◆ Goal of the exercise
Would you please return every line from the listing that contains the word "warning"?

:::

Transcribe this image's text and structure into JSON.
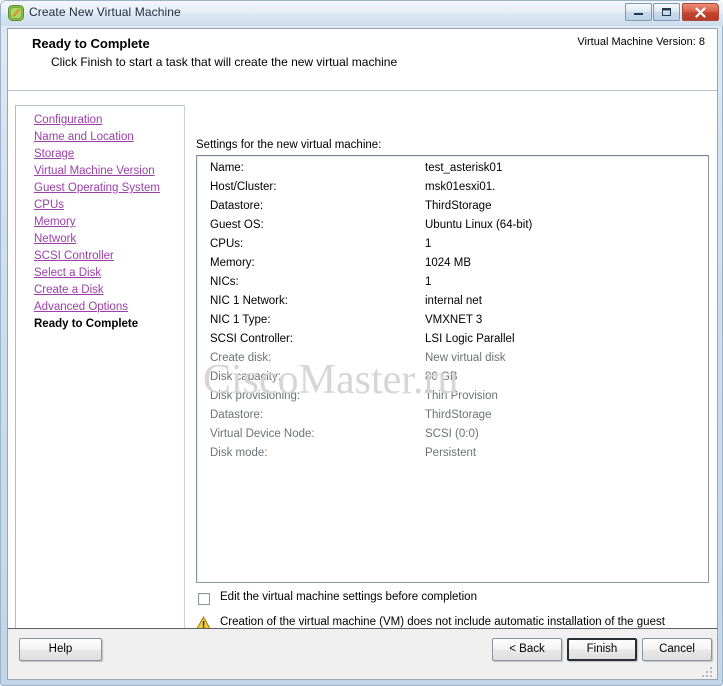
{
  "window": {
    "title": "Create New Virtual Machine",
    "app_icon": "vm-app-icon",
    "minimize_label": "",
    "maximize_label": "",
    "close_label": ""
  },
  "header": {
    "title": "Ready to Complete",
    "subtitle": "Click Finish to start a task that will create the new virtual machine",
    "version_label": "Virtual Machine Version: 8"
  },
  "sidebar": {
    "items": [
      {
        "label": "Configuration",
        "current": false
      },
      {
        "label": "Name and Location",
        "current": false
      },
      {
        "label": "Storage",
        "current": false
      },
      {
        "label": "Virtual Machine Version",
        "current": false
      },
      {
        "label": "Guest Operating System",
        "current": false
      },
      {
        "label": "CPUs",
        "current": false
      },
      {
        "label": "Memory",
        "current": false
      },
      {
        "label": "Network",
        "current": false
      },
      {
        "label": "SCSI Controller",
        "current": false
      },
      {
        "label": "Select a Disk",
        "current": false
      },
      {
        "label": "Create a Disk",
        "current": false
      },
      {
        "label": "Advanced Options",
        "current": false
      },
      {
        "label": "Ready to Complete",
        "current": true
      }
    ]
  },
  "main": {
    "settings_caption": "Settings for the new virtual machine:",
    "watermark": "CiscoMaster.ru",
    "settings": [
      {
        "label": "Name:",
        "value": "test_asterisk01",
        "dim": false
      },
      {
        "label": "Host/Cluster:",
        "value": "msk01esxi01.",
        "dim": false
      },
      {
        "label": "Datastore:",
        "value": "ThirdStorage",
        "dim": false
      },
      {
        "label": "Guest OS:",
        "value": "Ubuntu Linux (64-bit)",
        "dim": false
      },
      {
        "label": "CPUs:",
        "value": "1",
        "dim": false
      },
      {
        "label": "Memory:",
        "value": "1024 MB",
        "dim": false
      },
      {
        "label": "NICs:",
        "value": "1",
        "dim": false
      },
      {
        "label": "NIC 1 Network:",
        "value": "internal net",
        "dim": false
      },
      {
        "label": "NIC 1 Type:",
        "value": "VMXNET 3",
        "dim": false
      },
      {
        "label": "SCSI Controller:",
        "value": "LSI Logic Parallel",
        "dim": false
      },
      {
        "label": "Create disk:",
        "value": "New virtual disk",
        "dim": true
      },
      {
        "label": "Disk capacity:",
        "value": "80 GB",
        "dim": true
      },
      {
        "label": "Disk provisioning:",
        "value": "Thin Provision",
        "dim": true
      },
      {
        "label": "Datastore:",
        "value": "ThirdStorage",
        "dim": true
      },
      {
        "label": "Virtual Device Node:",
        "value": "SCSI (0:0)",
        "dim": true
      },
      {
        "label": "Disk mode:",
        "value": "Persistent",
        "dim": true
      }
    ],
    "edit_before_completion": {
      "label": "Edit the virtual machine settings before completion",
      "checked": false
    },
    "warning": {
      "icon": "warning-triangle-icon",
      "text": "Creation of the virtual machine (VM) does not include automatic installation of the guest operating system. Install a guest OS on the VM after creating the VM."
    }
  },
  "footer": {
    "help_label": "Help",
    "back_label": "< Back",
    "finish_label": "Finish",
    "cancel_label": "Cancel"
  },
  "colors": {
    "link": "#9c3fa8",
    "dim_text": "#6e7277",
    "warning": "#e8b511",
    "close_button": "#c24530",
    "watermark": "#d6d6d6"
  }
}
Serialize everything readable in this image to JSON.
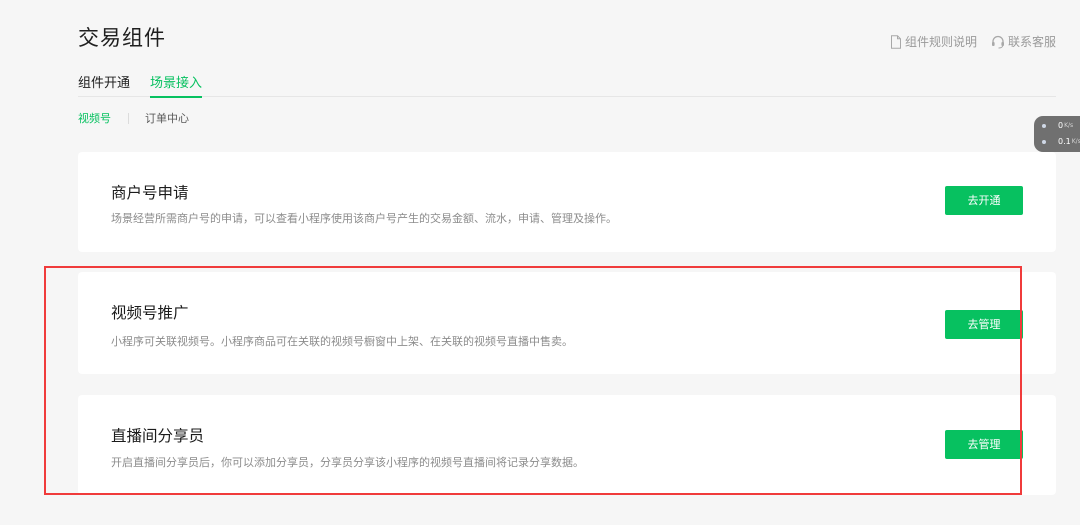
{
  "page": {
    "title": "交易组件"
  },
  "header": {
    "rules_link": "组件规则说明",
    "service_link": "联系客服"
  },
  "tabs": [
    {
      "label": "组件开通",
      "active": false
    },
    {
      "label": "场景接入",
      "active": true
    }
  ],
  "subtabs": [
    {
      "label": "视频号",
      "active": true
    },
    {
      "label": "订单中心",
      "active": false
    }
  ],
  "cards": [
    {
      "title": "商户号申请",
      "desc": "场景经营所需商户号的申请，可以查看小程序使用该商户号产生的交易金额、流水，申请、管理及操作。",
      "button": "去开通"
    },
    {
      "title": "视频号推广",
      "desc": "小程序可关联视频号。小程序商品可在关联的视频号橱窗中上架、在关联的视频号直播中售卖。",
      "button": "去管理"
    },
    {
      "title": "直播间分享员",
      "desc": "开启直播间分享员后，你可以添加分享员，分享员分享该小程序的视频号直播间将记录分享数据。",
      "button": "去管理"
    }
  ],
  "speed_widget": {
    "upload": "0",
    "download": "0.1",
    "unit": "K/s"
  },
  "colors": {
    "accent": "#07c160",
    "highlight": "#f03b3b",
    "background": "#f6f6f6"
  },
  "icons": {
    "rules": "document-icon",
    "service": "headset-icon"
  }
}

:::

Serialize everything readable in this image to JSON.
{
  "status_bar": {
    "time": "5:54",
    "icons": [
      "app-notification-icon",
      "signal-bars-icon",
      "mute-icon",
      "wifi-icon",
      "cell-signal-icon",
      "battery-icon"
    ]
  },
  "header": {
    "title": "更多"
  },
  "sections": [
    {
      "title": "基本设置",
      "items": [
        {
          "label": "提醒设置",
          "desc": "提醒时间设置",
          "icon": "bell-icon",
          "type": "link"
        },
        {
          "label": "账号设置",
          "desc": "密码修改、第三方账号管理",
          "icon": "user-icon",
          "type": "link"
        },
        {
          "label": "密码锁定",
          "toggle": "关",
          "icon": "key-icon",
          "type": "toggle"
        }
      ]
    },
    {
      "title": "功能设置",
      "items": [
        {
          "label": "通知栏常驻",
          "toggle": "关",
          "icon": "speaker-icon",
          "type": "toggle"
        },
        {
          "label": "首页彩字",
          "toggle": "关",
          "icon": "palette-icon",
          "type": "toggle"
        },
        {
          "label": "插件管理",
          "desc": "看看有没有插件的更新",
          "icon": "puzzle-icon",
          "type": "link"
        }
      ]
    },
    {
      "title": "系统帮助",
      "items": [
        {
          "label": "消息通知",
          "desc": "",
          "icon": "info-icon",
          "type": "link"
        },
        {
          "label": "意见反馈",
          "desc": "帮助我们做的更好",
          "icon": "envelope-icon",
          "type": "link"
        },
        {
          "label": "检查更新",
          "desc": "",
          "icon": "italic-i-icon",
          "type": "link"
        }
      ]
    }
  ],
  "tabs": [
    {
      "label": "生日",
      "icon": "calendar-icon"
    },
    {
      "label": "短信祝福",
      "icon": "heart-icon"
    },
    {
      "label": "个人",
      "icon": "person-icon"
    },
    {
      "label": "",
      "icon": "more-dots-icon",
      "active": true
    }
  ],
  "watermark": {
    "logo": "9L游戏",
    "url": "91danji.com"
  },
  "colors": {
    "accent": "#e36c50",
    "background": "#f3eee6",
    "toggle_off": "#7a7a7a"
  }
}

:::

◆ Exercise response
    "warning": {
      "icon": "warning-triangle-icon",
    "warning": "#e8b511",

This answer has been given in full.